Task statement: Below are the records; count the lines that include the string "Radio" and give only that number.

Dataset records:
Start of Block
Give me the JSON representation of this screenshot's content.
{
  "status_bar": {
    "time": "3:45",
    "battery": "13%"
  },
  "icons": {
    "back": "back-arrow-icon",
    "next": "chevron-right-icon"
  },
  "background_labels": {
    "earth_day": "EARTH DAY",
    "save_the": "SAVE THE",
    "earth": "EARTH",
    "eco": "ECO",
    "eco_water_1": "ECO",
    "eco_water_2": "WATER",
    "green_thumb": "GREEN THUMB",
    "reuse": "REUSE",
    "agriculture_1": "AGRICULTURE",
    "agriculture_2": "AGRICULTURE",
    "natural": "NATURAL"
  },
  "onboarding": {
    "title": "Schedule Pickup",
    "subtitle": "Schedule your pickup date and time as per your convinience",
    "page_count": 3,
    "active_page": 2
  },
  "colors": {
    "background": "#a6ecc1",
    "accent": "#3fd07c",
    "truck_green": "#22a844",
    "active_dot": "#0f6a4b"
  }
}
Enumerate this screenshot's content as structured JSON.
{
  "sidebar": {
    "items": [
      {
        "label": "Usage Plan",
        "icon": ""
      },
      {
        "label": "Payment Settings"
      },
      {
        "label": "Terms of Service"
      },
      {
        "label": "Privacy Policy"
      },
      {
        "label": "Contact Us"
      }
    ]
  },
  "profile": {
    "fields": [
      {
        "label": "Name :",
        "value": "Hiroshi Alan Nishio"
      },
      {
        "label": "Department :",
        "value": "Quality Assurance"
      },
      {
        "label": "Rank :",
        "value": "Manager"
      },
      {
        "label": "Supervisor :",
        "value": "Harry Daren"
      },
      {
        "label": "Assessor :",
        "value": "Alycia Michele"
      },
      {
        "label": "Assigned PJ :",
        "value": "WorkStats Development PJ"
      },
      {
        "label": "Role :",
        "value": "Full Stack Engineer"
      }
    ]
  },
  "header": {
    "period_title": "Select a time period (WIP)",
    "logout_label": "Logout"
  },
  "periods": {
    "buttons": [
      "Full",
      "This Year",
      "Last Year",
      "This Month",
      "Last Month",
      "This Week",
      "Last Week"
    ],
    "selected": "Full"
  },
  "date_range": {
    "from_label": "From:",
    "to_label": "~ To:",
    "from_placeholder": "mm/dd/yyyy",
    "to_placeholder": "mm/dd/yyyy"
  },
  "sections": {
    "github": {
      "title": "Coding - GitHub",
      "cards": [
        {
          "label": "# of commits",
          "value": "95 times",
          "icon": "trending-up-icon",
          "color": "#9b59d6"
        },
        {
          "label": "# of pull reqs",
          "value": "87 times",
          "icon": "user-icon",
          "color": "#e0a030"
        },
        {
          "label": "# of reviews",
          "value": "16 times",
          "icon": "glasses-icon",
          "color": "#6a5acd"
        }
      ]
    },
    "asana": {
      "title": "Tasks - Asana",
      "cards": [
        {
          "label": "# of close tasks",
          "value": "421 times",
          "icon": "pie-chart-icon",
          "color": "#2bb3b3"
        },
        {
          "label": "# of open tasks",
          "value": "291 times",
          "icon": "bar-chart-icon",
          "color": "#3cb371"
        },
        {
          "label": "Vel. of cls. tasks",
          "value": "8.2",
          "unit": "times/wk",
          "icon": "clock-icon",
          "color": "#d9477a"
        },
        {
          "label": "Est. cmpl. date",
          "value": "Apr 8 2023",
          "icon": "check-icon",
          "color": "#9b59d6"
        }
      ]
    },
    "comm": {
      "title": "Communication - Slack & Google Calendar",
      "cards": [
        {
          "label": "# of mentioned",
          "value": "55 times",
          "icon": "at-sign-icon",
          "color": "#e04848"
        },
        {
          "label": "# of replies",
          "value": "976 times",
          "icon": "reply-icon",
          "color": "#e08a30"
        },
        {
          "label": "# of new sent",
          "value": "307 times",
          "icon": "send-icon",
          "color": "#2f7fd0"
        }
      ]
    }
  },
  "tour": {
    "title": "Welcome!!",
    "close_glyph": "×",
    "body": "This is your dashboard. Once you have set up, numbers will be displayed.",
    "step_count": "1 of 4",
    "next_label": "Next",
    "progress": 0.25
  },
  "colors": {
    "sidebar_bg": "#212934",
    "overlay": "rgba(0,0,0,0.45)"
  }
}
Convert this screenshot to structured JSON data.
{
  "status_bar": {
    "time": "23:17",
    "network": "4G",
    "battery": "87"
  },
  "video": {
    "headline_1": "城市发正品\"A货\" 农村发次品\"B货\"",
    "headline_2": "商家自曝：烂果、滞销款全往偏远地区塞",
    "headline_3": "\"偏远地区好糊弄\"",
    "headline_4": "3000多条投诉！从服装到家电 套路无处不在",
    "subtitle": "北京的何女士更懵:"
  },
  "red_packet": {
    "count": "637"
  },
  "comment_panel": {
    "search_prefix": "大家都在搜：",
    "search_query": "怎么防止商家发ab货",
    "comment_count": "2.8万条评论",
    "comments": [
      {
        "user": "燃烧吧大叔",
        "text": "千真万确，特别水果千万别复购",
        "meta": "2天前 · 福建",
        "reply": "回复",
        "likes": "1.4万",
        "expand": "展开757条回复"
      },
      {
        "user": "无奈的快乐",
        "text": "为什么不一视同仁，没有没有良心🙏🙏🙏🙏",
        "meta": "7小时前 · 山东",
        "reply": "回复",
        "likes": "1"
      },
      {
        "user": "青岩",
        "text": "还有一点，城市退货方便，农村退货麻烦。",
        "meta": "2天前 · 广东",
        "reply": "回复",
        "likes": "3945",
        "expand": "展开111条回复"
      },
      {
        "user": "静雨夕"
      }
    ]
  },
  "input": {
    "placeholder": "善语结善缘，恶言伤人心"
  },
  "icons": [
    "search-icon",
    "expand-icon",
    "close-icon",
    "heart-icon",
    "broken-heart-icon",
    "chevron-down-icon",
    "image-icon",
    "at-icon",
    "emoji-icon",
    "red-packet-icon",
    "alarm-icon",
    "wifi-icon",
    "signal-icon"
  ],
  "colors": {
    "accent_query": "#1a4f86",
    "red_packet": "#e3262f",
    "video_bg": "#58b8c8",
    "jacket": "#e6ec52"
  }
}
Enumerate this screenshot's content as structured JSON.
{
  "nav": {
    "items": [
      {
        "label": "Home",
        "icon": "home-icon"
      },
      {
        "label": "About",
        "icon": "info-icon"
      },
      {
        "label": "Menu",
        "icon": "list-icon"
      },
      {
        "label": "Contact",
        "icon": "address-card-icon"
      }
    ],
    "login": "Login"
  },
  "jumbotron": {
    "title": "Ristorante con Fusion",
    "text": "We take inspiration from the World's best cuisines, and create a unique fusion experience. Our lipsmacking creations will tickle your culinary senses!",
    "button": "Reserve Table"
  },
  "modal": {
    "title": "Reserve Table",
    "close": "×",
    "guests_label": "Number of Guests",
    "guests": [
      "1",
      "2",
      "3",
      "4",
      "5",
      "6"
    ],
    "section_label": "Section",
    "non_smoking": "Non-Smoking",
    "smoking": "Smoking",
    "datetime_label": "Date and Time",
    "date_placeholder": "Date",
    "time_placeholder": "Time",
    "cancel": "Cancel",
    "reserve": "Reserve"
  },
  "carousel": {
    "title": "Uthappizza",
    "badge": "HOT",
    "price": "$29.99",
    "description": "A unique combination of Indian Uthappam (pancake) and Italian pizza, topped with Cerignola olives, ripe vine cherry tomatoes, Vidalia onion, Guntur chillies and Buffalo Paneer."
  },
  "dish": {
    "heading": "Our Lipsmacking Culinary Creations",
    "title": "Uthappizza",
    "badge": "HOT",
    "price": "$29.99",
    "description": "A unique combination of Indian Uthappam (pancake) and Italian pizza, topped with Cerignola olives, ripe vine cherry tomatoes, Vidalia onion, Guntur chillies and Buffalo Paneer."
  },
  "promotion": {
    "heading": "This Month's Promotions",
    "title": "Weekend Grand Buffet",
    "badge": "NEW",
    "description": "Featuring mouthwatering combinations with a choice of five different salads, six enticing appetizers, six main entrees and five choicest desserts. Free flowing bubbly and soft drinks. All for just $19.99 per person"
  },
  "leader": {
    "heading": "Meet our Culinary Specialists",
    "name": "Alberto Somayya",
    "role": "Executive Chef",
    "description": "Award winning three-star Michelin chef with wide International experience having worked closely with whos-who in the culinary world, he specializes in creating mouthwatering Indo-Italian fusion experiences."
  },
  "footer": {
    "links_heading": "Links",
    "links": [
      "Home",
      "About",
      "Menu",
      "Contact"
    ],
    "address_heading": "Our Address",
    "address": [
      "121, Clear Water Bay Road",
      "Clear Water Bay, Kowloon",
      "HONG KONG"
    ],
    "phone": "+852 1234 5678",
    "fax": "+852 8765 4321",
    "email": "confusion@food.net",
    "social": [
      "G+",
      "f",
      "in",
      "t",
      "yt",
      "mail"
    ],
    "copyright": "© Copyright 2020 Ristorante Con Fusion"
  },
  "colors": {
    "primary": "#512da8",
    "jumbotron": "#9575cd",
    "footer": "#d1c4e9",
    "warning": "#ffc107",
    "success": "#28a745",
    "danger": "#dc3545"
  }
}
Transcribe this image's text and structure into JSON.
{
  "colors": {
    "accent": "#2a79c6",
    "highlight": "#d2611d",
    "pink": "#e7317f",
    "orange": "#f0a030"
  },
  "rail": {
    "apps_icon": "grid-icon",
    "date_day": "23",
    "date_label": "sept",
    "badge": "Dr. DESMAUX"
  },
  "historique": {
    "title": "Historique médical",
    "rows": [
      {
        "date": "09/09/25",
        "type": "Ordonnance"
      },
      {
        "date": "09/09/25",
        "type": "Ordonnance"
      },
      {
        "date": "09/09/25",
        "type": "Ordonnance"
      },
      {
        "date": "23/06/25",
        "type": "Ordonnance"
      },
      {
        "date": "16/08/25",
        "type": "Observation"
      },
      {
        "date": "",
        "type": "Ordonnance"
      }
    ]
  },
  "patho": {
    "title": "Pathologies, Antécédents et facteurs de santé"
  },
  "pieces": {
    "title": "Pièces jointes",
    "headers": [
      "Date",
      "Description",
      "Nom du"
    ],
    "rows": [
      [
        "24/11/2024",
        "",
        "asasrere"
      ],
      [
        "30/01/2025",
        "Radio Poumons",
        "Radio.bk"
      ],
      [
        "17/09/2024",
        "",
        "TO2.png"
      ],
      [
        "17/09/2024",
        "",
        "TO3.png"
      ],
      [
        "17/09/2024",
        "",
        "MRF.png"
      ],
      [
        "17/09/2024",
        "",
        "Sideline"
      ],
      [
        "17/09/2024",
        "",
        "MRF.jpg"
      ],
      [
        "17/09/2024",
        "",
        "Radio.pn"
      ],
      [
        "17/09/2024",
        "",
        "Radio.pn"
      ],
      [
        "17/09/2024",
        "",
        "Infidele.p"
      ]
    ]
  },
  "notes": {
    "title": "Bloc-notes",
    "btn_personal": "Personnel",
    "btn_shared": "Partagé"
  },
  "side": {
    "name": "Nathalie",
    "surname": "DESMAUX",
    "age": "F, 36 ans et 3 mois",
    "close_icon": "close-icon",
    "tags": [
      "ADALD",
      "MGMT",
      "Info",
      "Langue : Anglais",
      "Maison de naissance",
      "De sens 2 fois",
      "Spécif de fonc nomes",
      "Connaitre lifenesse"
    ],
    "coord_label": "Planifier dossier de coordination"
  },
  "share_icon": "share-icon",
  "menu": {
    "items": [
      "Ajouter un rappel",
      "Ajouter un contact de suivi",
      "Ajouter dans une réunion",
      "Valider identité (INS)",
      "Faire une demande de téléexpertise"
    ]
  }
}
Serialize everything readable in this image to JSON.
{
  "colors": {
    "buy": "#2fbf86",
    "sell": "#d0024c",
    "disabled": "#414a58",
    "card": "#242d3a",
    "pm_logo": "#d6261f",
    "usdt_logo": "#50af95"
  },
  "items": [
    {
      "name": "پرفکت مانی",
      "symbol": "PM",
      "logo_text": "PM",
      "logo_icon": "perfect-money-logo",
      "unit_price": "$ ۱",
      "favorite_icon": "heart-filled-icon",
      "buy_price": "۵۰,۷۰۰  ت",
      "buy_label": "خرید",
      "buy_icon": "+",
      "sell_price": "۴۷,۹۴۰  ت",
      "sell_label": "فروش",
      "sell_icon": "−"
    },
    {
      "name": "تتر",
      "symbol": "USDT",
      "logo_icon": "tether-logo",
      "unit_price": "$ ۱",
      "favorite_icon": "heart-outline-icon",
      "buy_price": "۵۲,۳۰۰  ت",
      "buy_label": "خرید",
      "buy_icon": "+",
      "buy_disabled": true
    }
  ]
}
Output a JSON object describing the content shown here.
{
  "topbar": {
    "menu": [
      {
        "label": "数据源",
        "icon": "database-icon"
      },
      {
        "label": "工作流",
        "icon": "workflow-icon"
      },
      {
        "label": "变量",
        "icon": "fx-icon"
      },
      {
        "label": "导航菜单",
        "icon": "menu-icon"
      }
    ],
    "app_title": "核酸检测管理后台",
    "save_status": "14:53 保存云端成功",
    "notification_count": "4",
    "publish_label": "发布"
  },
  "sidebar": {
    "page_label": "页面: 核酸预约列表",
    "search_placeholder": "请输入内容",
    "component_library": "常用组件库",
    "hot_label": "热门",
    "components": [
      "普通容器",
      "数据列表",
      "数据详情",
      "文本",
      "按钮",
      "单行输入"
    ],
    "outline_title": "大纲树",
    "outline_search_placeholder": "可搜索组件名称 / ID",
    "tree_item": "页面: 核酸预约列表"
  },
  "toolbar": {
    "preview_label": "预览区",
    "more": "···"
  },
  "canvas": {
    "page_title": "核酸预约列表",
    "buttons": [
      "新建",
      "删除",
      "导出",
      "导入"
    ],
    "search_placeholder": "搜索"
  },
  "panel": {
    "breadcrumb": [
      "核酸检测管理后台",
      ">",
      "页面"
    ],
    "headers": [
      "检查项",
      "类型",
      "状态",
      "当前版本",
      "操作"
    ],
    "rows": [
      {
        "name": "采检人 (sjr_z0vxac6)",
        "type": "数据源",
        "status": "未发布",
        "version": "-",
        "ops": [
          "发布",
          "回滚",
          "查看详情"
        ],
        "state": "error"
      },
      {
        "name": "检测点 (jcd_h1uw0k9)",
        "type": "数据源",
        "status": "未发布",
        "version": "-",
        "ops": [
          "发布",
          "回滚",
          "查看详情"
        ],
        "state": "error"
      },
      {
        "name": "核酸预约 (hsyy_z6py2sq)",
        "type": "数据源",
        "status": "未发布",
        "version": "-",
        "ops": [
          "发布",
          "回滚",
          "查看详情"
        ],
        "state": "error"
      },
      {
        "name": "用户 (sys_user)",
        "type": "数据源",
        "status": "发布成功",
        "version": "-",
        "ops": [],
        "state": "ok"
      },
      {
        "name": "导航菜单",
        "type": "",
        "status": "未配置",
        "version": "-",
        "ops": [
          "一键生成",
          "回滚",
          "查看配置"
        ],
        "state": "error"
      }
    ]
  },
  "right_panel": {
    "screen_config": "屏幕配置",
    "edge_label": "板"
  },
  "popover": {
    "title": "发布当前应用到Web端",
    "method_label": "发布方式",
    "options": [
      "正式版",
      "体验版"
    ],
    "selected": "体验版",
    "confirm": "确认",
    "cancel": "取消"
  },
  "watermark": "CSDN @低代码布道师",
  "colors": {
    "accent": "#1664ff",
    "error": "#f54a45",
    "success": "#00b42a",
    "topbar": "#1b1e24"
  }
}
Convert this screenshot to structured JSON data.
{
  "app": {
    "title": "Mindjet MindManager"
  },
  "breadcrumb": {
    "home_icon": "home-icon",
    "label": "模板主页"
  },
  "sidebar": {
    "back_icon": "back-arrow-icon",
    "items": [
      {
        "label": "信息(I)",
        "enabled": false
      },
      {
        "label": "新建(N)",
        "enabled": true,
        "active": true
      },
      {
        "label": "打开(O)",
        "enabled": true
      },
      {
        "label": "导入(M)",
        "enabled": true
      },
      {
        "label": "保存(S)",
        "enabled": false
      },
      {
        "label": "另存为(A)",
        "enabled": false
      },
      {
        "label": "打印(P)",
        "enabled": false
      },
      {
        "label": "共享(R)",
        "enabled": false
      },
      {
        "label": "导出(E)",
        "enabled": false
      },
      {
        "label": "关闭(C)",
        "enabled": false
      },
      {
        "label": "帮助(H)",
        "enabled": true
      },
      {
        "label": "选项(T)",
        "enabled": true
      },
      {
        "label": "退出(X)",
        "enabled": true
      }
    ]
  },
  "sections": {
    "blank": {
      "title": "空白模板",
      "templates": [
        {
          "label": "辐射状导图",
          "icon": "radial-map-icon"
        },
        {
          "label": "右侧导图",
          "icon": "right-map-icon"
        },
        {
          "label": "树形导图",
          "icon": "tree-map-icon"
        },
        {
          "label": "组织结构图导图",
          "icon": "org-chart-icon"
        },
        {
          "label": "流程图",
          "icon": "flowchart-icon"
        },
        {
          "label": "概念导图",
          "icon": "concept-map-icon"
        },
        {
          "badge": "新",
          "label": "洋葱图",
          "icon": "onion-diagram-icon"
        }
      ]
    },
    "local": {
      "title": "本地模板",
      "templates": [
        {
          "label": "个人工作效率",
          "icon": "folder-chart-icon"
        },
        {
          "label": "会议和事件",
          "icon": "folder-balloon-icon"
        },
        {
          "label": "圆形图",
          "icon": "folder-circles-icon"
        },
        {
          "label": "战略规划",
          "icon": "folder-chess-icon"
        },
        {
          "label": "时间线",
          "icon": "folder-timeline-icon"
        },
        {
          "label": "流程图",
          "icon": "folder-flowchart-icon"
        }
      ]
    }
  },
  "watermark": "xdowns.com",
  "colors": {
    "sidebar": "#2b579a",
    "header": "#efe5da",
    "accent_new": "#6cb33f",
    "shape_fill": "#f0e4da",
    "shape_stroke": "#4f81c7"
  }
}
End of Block
Answer area: 4